Autonomy in the SDT-sense is not defined by whether we're making decisions, nor whether we can own what we want. To make it as specific I can, it's scoring high on the BPNSFS which contains the following items on autonomy:

  • I feel a sense of choice and freedom in the things I undertake
  • I feel that my decisions reflect what I really want.
  • I feel my choices express who I really am.
  • I feel I have been doing what really interests me
  • Most of the things I do feel like “I have to”. (R)
  • I feel forced to do many things I wouldn’t choose to do (R)
  • I feel pressured to do too many things. (R)
  • My daily activities feel like a chain of obligations. (R)
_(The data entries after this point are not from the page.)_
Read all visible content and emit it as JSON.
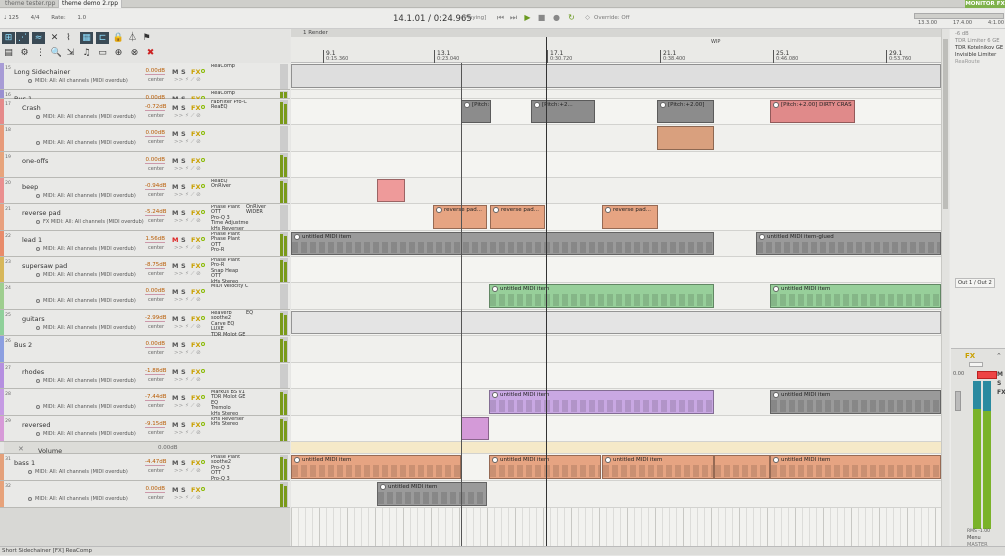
{
  "tabs": [
    {
      "label": "theme tester.rpp",
      "active": false
    },
    {
      "label": "theme demo 2.rpp",
      "active": true
    }
  ],
  "monitor_fx": "MONITOR FX",
  "transport": {
    "bpm": "♩ 125",
    "time_sig": "4/4",
    "rate_label": "Rate:",
    "rate_value": "1.0",
    "position": "14.1.01 / 0:24.965",
    "play_state": "[Playing]",
    "override": "Override: Off",
    "mini_ruler": [
      "13.3.00",
      "17.4.00",
      "4:1.00"
    ]
  },
  "arrange": {
    "header": "1 Render",
    "marker": "WIP",
    "bars": [
      {
        "label": "9.1",
        "time": "0:15.360"
      },
      {
        "label": "13.1",
        "time": "0:23.040"
      },
      {
        "label": "17.1",
        "time": "0:30.720"
      },
      {
        "label": "21.1",
        "time": "0:38.400"
      },
      {
        "label": "25.1",
        "time": "0:46.080"
      },
      {
        "label": "29.1",
        "time": "0:53.760"
      }
    ]
  },
  "tracks": [
    {
      "num": "15",
      "name": "Long Sidechainer",
      "vol": "0.00dB",
      "fx": [
        "ReaComp"
      ],
      "midi": "MIDI: All: All channels (MIDI overdub)",
      "color": "#a89cd6",
      "fx_on": true
    },
    {
      "num": "16",
      "name": "Bus 1",
      "vol": "0.00dB",
      "fx": [
        "ReaComp"
      ],
      "midi": "",
      "color": "#9a8fd1",
      "fx_on": true
    },
    {
      "num": "17",
      "name": "Crash",
      "vol": "-0.72dB",
      "fx": [
        "FabFilter Pro-C",
        "ReaEQ"
      ],
      "midi": "MIDI: All: All channels (MIDI overdub)",
      "color": "#e58a8a",
      "fx_on": true
    },
    {
      "num": "18",
      "name": "",
      "vol": "0.00dB",
      "fx": [],
      "midi": "MIDI: All: All channels (MIDI overdub)",
      "color": "#e79a7a",
      "fx_on": true
    },
    {
      "num": "19",
      "name": "one-offs",
      "vol": "0.00dB",
      "fx": [],
      "midi": "",
      "color": "#e7a47c",
      "fx_on": true
    },
    {
      "num": "20",
      "name": "beep",
      "vol": "-0.94dB",
      "fx": [
        "ReaEQ",
        "OnRiver"
      ],
      "midi": "MIDI: All: All channels (MIDI overdub)",
      "color": "#ea8f8f",
      "fx_on": true
    },
    {
      "num": "21",
      "name": "reverse pad",
      "vol": "-5.24dB",
      "fx": [
        "Phase Plant",
        "OTT",
        "Pro-Q 3",
        "Time Adjustme",
        "kHs Reverser"
      ],
      "fx2": [
        "OnRiver",
        "WIDER"
      ],
      "midi": "FX MIDI: All: All channels (MIDI overdub)",
      "color": "#e8a07e",
      "fx_on": true
    },
    {
      "num": "22",
      "name": "lead 1",
      "vol": "1.56dB",
      "fx": [
        "Phase Plant",
        "Phase Plant",
        "OTT",
        "Pro-R"
      ],
      "midi": "MIDI: All: All channels (MIDI overdub)",
      "color": "#e88b6a",
      "fx_on": true,
      "muted": true
    },
    {
      "num": "23",
      "name": "supersaw pad",
      "vol": "-8.75dB",
      "fx": [
        "Phase Plant",
        "Pro-R",
        "Snap Heap",
        "OTT",
        "kHs Stereo"
      ],
      "midi": "MIDI: All: All channels (MIDI overdub)",
      "color": "#d7b75a",
      "fx_on": true
    },
    {
      "num": "24",
      "name": "",
      "vol": "0.00dB",
      "fx": [
        "MIDI Velocity C"
      ],
      "midi": "MIDI: All: All channels (MIDI overdub)",
      "color": "#9fce8f",
      "fx_on": true
    },
    {
      "num": "25",
      "name": "guitars",
      "vol": "-2.99dB",
      "fx": [
        "ReaVerb",
        "soothe2",
        "Carve EQ",
        "LUXE",
        "TDR Molot GE"
      ],
      "fx2": [
        "EQ"
      ],
      "midi": "MIDI: All: All channels (MIDI overdub)",
      "color": "#8fd09a",
      "fx_on": true
    },
    {
      "num": "26",
      "name": "Bus 2",
      "vol": "0.00dB",
      "fx": [],
      "midi": "",
      "color": "#8c9fe0",
      "fx_on": true
    },
    {
      "num": "27",
      "name": "rhodes",
      "vol": "-1.88dB",
      "fx": [],
      "midi": "MIDI: All: All channels (MIDI overdub)",
      "color": "#b58fe0",
      "fx_on": true
    },
    {
      "num": "28",
      "name": "",
      "vol": "-7.44dB",
      "fx": [
        "Markus BS v1",
        "TDR Molot GE",
        "EQ",
        "Tremolo",
        "kHs Stereo"
      ],
      "midi": "MIDI: All: All channels (MIDI overdub)",
      "color": "#c59be3",
      "fx_on": true
    },
    {
      "num": "29",
      "name": "reversed",
      "vol": "-9.15dB",
      "fx": [
        "kHs Reverser",
        "kHs Stereo"
      ],
      "midi": "MIDI: All: All channels (MIDI overdub)",
      "color": "#d79ad8",
      "fx_on": true
    },
    {
      "num": "",
      "name": "Volume",
      "vol": "0.00dB",
      "fx": [],
      "midi": "",
      "color": "#e6e6e4",
      "fx_on": false,
      "envelope": true
    },
    {
      "num": "31",
      "name": "bass 1",
      "vol": "-4.47dB",
      "fx": [
        "Phase Plant",
        "soothe2",
        "Pro-Q 3",
        "OTT",
        "Pro-Q 3"
      ],
      "midi": "MIDI: All: All channels (MIDI overdub)",
      "color": "#e4a07a",
      "fx_on": true
    },
    {
      "num": "32",
      "name": "",
      "vol": "0.00dB",
      "fx": [],
      "midi": "MIDI: All: All channels (MIDI overdub)",
      "color": "#e7a27a",
      "fx_on": true
    }
  ],
  "pan_label": "center",
  "items": {
    "crash_pitch": "[Pitch:+2...",
    "crash_pitch_full": "[Pitch:+2.00]",
    "crash_dirty": "[Pitch:+2.00] DIRTY CRAS",
    "reverse_pad": "reverse pad...",
    "midi_item": "untitled MIDI item",
    "midi_glued": "untitled MIDI item-glued"
  },
  "right_panel": {
    "header": "-6 dB",
    "plugins": [
      "TDR Limiter 6 GE",
      "TDR Kotelnikov GE",
      "Invisible Limiter",
      "ReaRoute"
    ],
    "io": "Out 1 / Out 2",
    "master_fx": "FX",
    "master_vol": "0.00",
    "master_label": "MASTER",
    "menu": "Menu",
    "rms": "RMS  -1.00"
  },
  "status": "Short Sidechainer [FX] ReaComp"
}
Where (R) items are reverse scored.

As you can see, every item contains "feel". Autonomy is about whether you feel like you can do what you want to do.
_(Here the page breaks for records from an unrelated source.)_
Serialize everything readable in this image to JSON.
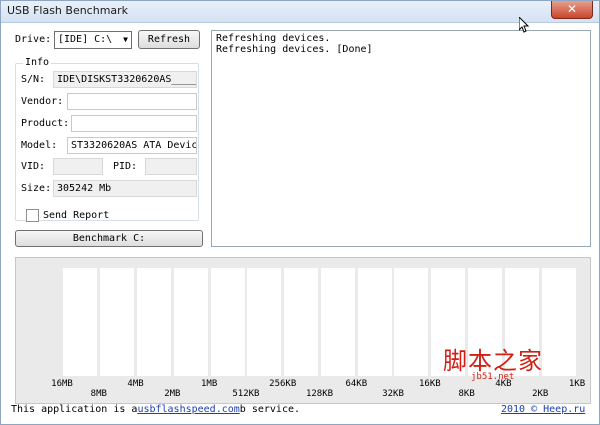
{
  "window": {
    "title": "USB Flash Benchmark",
    "close_label": "✕"
  },
  "controls": {
    "drive_label": "Drive:",
    "drive_selected": "[IDE] C:\\",
    "refresh_label": "Refresh",
    "send_report_label": "Send Report",
    "send_report_checked": false,
    "benchmark_label": "Benchmark C:"
  },
  "info": {
    "legend": "Info",
    "sn_label": "S/N:",
    "sn_value": "IDE\\DISKST3320620AS_____",
    "vendor_label": "Vendor:",
    "vendor_value": "",
    "product_label": "Product:",
    "product_value": "",
    "model_label": "Model:",
    "model_value": "ST3320620AS ATA Device",
    "vid_label": "VID:",
    "vid_value": "",
    "pid_label": "PID:",
    "pid_value": "",
    "size_label": "Size:",
    "size_value": "305242 Mb"
  },
  "log": {
    "lines": [
      "Refreshing devices.",
      "Refreshing devices. [Done]"
    ]
  },
  "chart_data": {
    "type": "bar",
    "categories": [
      "16MB",
      "8MB",
      "4MB",
      "2MB",
      "1MB",
      "512KB",
      "256KB",
      "128KB",
      "64KB",
      "32KB",
      "16KB",
      "8KB",
      "4KB",
      "2KB",
      "1KB"
    ],
    "values": [],
    "tick_rows": {
      "top": [
        "16MB",
        "4MB",
        "1MB",
        "256KB",
        "64KB",
        "16KB",
        "4KB",
        "1KB"
      ],
      "bottom": [
        "8MB",
        "2MB",
        "512KB",
        "128KB",
        "32KB",
        "8KB",
        "2KB"
      ]
    },
    "background": "#eaeaea",
    "column_color": "#ffffff"
  },
  "footer": {
    "text_before": "This application is a",
    "link": "usbflashspeed.com",
    "text_after": "b service.",
    "copyright": "2010 © Heep.ru"
  },
  "watermark": {
    "text": "脚本之家",
    "url": "jb51.net"
  },
  "colors": {
    "link": "#1b3fb0",
    "close_button": "#c9452c",
    "watermark": "#d11f14"
  },
  "icons": {
    "close": "close-icon",
    "dropdown": "chevron-down-icon",
    "cursor": "mouse-cursor-icon"
  }
}
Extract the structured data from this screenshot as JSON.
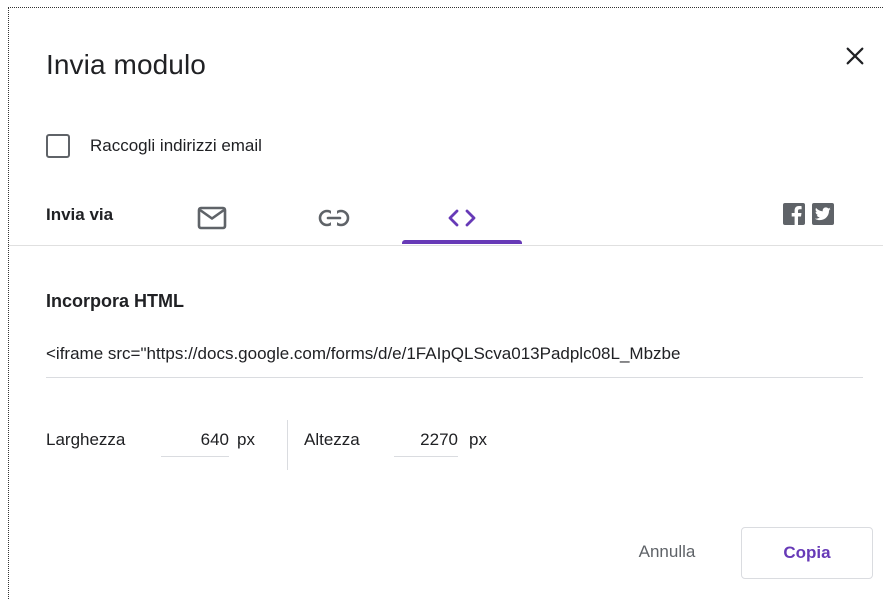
{
  "dialog": {
    "title": "Invia modulo",
    "close_icon": "close-icon"
  },
  "collect_emails": {
    "label": "Raccogli indirizzi email",
    "checked": false
  },
  "send_via": {
    "label": "Invia via",
    "tabs": [
      {
        "id": "email",
        "icon": "mail-icon",
        "selected": false
      },
      {
        "id": "link",
        "icon": "link-icon",
        "selected": false
      },
      {
        "id": "embed",
        "icon": "code-icon",
        "selected": true
      }
    ],
    "social": [
      {
        "id": "facebook",
        "icon": "facebook-icon"
      },
      {
        "id": "twitter",
        "icon": "twitter-icon"
      }
    ]
  },
  "embed": {
    "heading": "Incorpora HTML",
    "code": "<iframe src=\"https://docs.google.com/forms/d/e/1FAIpQLScva013Padplc08L_Mbzbe",
    "width_label": "Larghezza",
    "width_value": "640",
    "width_unit": "px",
    "height_label": "Altezza",
    "height_value": "2270",
    "height_unit": "px"
  },
  "actions": {
    "cancel_label": "Annulla",
    "copy_label": "Copia"
  },
  "colors": {
    "accent": "#673ab7",
    "text": "#202124",
    "icon": "#5f6368",
    "divider": "#e0e0e0"
  }
}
It's really amazing how happy we are to give up our autonomy when we feel safe to do so.

Having the ability to give up autonomy and take it back at will is, in itself, incredibly autonomous! It also satisfies relatedness.

Is stress what we need to be happy or how much stress do we need to feel happy?

I highly doubt that stress has an independent effect on happiness, but I find it extremely likely that many of the activities that satisfy competence, relatedness and autonomy to the highest degree are also stressful :-)

comment by Eadgyth · 2019-11-24T20:26:15.517Z · score: 1 (1 votes) · LW(p) · GW(p)

" As you can see, every item contains "feel". Autonomy is about whether you feel like you can do what you want to do. "


So autonomy is not something we need, but something that we always have, we just need to gain the awareness that we have it, and the awareness of what we can, and the awareness of consequences of our choices.
“Everything is permissible for me,” but not everything is beneficial. “Everything is permissible for me,” but I will not be mastered by anything. "
or
"the starry heavens above me and the moral law within me."

comment by ryqiem · 2019-11-24T22:07:04.403Z · score: 1 (1 votes) · LW(p) · GW(p)

In principle, yes. In practice, many external circumstances modify perceived and factual autonomy :-)

comment by remizidae · 2019-11-22T19:25:38.946Z · score: 1 (1 votes) · LW(p) · GW(p)

Why does it matter that “i am sensitive to others’ needs”? If I’m happy being selfish, that shouldn’t matter.

comment by ryqiem · 2019-11-23T13:47:57.317Z · score: 1 (1 votes) · LW(p) · GW(p)

I agree, that was counterintuitive to me as well! Empirically, though, at least for most people it seems that being sensitive to the needs of others is even more important than others being sensitive to your needs.

Furthermore, giving autonomy support to a friend predicted the givers' experience of relationship quality over and above the effects of receiving autonomy support from the friend. When both receiving and giving autonomy support competed for variance in predicting well-being, giving, rather than receiving, autonomy support was the stronger predictor.

https://www.ncbi.nlm.nih.gov/pubmed/16455859